(Entries from a dataset of interfaces)
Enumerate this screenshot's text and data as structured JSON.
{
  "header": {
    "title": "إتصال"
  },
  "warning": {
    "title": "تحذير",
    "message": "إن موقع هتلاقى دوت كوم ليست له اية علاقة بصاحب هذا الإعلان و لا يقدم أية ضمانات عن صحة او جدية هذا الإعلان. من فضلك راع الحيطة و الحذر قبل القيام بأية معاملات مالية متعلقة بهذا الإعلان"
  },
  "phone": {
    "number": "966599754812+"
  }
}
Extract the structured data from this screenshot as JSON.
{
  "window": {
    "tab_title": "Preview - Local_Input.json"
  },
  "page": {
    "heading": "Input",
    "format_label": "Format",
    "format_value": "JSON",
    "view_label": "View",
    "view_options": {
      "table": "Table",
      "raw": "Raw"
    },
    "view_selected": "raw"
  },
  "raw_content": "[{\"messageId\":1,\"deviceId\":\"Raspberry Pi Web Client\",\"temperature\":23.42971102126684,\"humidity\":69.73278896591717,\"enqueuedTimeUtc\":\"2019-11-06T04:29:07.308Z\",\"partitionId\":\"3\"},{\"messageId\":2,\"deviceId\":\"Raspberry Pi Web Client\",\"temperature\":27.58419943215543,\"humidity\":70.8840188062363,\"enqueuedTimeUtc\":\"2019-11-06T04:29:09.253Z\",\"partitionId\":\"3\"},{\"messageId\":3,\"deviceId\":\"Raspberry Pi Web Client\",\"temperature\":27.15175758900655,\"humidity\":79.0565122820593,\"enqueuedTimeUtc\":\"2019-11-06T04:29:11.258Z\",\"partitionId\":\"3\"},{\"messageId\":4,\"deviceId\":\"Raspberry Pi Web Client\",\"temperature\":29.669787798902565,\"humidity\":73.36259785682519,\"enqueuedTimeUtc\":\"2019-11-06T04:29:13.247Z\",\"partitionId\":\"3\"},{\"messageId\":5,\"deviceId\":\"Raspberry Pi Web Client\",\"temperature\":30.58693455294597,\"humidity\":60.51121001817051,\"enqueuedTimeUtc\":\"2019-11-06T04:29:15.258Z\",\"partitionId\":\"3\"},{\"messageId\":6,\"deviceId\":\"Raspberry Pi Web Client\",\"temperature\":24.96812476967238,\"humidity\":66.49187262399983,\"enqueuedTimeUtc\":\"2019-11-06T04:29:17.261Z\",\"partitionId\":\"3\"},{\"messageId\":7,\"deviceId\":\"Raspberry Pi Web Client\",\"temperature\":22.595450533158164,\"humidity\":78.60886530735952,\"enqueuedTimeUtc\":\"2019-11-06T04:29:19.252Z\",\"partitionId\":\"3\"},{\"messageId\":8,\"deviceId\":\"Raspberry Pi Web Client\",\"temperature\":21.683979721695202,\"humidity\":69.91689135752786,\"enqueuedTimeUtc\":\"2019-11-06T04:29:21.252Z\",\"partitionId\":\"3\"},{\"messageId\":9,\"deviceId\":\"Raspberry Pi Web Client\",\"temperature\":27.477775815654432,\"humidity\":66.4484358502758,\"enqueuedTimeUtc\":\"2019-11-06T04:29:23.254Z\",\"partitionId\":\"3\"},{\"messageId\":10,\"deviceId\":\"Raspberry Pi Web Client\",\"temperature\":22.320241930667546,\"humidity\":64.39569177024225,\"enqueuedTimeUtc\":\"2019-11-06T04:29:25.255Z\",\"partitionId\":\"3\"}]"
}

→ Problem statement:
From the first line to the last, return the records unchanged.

→ Written response:
Enumerate this screenshot's text and data as structured JSON.
{
  "header": {
    "title": "إتصال"
  },
  "warning": {
    "title": "تحذير",
    "message": "إن موقع هتلاقى دوت كوم ليست له اية علاقة بصاحب هذا الإعلان و لا يقدم أية ضمانات عن صحة او جدية هذا الإعلان. من فضلك راع الحيطة و الحذر قبل القيام بأية معاملات مالية متعلقة بهذا الإعلان"
  },
  "phone": {
    "number": "966599754812+"
  }
}
Extract the structured data from this screenshot as JSON.
{
  "window": {
    "tab_title": "Preview - Local_Input.json"
  },
  "page": {
    "heading": "Input",
    "format_label": "Format",
    "format_value": "JSON",
    "view_label": "View",
    "view_options": {
      "table": "Table",
      "raw": "Raw"
    },
    "view_selected": "raw"
  },
  "raw_content": "[{\"messageId\":1,\"deviceId\":\"Raspberry Pi Web Client\",\"temperature\":23.42971102126684,\"humidity\":69.73278896591717,\"enqueuedTimeUtc\":\"2019-11-06T04:29:07.308Z\",\"partitionId\":\"3\"},{\"messageId\":2,\"deviceId\":\"Raspberry Pi Web Client\",\"temperature\":27.58419943215543,\"humidity\":70.8840188062363,\"enqueuedTimeUtc\":\"2019-11-06T04:29:09.253Z\",\"partitionId\":\"3\"},{\"messageId\":3,\"deviceId\":\"Raspberry Pi Web Client\",\"temperature\":27.15175758900655,\"humidity\":79.0565122820593,\"enqueuedTimeUtc\":\"2019-11-06T04:29:11.258Z\",\"partitionId\":\"3\"},{\"messageId\":4,\"deviceId\":\"Raspberry Pi Web Client\",\"temperature\":29.669787798902565,\"humidity\":73.36259785682519,\"enqueuedTimeUtc\":\"2019-11-06T04:29:13.247Z\",\"partitionId\":\"3\"},{\"messageId\":5,\"deviceId\":\"Raspberry Pi Web Client\",\"temperature\":30.58693455294597,\"humidity\":60.51121001817051,\"enqueuedTimeUtc\":\"2019-11-06T04:29:15.258Z\",\"partitionId\":\"3\"},{\"messageId\":6,\"deviceId\":\"Raspberry Pi Web Client\",\"temperature\":24.96812476967238,\"humidity\":66.49187262399983,\"enqueuedTimeUtc\":\"2019-11-06T04:29:17.261Z\",\"partitionId\":\"3\"},{\"messageId\":7,\"deviceId\":\"Raspberry Pi Web Client\",\"temperature\":22.595450533158164,\"humidity\":78.60886530735952,\"enqueuedTimeUtc\":\"2019-11-06T04:29:19.252Z\",\"partitionId\":\"3\"},{\"messageId\":8,\"deviceId\":\"Raspberry Pi Web Client\",\"temperature\":21.683979721695202,\"humidity\":69.91689135752786,\"enqueuedTimeUtc\":\"2019-11-06T04:29:21.252Z\",\"partitionId\":\"3\"},{\"messageId\":9,\"deviceId\":\"Raspberry Pi Web Client\",\"temperature\":27.477775815654432,\"humidity\":66.4484358502758,\"enqueuedTimeUtc\":\"2019-11-06T04:29:23.254Z\",\"partitionId\":\"3\"},{\"messageId\":10,\"deviceId\":\"Raspberry Pi Web Client\",\"temperature\":22.320241930667546,\"humidity\":64.39569177024225,\"enqueuedTimeUtc\":\"2019-11-06T04:29:25.255Z\",\"partitionId\":\"3\"}]"
}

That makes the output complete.